Basic goat facts and terms

Female goats are called does or doelings if under the age of one.  Males are called bucks or bucklings.  Young goats are called kids.

Bucks have scent glands and do smell.  The odor is worst during breeding season.  Bucks also have habits that make them less than ideal pets.  They urinate all over their front legs and beards or faces.

Wethers are castrated males.  they do not smell and make wonderful pets.  wethers can be used for pets, weed control, packing or to pull a cart.

Goats are livestock and must be treated as such.  One or two goats usually do not require a large lot but make sure you check zoning regulations.

The goat (Capra hircus) is related to the deer.  It is a browser rather than a grazer, which means it would rather reach up than down for food.  The goat also craves variety.

Goats are animals of phylum mammalia: their young are born alive and suckle on a secretion from mammary glands.

They are of the order artiodactyla, which means they are even-toed, hoofed mammals.

They belong to the family bovidae, which among other things they are ruminants (with "four stomachs" like cows) and they have hollow horns, which they don't shed.

Goats belong to genus capra, which includes only goats.

An average goat will consume 490 pounds of hay during a typical 90-day winter.

A goat makes an estimated 40,000 to 60,000 jaw movements per day.

The intestinal tract of an adult goat is about 100 feet long and can hold three gallons of partially digested food.

Goats have 320-to340- degree panoramic field of vision and 20-to 60- degree binocular vision.

Goats have a keen sense of smell.  Does recognize their newborn young by their smell, and buck scent is an aphrodisiac for does.

In the United States, most goat meat is marketed as chevon, a term coined by combining the French word chevre (goat) and mouton (sheep) and used to describe the meat of older kids and adult goats

The pale, tender flesh milk-fed kids is called cabrito (Spanish for "little goat").

Baby goat kid facts

Single-born bucklings are generally born a day or two sooner than single-born doelings.

Multiples are usually delivered two to three days earlier than singles.

When twins of opposite sexes are born, the male is almost delivered first.

Many does prefer male kids.  If one kid from a litter is rejected, it's usually a doeling.

A newborn kids abomasum (the fourth and "true stomach") comprises 50 to 70 percent of it's stomach area; at eight weeks, only 30 percent; and by adulthood the abomasum comprises only 9 percent of the goat's stomach.

Goat Physiology

Temperature: 101.5-103.5

Heart rate: 70-90 beats per minute

Respiration rate: 12-20 breathes per minute

Ruminal movements: 1-1.5 per minute

Life span: 10-12 years

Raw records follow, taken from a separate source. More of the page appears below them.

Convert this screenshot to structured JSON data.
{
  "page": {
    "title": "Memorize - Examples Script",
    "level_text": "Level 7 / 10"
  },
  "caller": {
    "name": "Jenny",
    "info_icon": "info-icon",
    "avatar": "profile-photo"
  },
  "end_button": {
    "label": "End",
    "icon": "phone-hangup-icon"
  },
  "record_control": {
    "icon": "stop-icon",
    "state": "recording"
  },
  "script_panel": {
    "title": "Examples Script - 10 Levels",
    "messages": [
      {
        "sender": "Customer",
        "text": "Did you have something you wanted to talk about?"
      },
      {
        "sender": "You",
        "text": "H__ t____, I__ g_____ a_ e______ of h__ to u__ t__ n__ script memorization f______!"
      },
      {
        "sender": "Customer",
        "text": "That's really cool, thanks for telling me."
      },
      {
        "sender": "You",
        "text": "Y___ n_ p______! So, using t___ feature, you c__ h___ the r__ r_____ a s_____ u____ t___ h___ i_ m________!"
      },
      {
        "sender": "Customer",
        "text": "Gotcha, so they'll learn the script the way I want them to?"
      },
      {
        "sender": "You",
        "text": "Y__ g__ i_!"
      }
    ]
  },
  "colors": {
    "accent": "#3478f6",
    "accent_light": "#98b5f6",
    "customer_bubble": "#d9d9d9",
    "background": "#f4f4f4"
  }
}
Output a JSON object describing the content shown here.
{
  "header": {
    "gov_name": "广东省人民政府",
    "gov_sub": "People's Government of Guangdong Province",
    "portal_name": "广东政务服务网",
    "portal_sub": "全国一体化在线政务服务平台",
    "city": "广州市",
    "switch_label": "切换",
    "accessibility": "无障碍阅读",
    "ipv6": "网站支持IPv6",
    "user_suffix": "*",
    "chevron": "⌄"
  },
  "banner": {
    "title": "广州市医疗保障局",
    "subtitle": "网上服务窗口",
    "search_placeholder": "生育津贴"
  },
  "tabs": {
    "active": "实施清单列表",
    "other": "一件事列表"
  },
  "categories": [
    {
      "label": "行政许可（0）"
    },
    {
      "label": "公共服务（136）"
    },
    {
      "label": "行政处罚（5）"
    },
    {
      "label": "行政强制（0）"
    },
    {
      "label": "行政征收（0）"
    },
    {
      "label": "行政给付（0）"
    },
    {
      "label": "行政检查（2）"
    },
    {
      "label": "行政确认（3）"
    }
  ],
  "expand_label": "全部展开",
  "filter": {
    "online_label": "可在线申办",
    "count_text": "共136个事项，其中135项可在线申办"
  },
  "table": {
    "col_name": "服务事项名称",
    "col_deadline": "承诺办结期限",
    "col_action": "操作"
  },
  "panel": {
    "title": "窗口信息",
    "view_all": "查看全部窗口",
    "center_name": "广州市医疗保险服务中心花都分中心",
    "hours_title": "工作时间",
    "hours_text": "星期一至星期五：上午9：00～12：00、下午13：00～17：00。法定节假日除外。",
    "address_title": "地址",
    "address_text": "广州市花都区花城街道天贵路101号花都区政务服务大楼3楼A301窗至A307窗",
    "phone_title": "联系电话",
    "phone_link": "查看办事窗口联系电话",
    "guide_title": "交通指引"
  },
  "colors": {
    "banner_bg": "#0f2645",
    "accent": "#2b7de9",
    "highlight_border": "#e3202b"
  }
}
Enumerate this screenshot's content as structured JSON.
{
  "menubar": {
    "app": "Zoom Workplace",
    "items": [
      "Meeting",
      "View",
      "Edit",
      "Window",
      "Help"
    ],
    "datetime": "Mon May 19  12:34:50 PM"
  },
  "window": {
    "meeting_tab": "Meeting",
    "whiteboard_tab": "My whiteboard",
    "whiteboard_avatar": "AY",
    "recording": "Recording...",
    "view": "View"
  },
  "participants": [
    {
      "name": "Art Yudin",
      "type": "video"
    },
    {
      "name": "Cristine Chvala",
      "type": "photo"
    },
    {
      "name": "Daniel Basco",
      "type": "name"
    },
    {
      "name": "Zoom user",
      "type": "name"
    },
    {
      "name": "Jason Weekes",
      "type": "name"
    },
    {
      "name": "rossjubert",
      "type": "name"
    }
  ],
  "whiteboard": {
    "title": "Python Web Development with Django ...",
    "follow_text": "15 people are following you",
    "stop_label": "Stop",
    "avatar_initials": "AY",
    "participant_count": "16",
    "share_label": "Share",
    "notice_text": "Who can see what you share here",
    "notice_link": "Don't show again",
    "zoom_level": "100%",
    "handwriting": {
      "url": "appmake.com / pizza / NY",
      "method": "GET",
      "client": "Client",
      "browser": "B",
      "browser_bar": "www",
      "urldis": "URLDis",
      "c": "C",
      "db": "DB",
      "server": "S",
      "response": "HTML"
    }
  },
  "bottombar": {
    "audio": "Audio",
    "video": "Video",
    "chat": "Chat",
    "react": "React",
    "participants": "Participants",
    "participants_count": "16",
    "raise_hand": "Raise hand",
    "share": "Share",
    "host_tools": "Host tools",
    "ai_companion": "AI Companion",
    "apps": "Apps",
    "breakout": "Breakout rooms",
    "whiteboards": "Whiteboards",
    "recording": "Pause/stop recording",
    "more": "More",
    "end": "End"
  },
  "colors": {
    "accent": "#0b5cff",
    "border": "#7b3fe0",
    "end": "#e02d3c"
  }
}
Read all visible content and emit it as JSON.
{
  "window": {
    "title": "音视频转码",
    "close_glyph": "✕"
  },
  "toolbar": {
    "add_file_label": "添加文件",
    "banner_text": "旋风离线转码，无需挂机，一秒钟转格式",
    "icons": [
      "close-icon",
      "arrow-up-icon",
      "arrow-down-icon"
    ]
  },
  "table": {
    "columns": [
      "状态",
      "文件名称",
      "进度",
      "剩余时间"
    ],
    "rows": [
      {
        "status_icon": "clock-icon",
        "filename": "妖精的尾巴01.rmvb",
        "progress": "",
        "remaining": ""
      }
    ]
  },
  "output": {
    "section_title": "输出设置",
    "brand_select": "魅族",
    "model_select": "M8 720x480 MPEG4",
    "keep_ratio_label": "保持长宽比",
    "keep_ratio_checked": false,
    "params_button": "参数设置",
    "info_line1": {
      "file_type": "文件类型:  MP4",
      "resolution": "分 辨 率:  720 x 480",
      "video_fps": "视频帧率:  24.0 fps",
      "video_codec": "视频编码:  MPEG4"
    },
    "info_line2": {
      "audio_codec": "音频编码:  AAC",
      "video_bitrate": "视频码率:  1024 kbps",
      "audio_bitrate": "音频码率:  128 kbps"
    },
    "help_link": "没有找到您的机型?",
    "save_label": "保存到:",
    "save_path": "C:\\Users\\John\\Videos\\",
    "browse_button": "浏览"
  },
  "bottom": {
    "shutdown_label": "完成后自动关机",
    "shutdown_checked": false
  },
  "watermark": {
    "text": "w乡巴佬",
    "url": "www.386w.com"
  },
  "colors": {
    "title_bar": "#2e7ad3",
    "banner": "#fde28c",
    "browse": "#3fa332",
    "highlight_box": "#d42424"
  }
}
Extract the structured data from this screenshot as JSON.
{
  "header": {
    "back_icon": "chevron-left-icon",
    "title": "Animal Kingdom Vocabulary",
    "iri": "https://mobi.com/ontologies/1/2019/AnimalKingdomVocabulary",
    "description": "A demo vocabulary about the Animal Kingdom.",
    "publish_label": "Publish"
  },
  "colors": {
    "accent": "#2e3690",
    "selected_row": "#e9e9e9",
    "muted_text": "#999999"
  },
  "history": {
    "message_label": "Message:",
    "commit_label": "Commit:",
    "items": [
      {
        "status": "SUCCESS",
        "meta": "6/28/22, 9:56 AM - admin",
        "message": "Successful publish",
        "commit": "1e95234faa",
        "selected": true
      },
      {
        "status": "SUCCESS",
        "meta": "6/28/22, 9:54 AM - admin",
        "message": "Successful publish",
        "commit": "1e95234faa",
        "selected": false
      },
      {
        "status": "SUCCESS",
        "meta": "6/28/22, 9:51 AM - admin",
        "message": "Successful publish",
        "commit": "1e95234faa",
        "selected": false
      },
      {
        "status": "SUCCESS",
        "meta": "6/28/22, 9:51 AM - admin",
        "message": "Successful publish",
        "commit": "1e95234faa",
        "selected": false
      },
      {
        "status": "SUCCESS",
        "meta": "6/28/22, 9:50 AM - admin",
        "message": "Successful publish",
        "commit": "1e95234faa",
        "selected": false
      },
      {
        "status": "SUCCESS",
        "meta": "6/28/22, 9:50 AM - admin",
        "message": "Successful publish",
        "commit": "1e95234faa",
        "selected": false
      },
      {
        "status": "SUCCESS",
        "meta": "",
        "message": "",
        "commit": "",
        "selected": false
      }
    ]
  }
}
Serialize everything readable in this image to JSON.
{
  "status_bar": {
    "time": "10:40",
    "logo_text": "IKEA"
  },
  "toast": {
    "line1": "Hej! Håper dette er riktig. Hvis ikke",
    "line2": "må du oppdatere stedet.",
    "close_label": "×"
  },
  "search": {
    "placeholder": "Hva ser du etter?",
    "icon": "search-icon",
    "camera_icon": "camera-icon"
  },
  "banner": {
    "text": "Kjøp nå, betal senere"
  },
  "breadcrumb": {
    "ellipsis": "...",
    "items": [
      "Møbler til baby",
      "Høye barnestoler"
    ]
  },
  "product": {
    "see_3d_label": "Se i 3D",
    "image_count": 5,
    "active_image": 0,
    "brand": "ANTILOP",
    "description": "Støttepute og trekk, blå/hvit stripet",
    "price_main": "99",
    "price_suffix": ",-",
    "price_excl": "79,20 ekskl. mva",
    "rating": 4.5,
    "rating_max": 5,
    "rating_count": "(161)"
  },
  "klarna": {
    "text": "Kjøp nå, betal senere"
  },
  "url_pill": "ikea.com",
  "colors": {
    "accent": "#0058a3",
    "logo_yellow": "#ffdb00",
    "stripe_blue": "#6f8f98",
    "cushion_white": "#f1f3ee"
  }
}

Age at puberty: 5-10 months

Breeding weight: 60-75% of adult weight

Heat duration: 12-36 hours

Ovulation: 12-36 hours

Length of gestation: 144-157 days


Age of puberty: 5-8 months

Breeding ratio:  one buck up to 30 does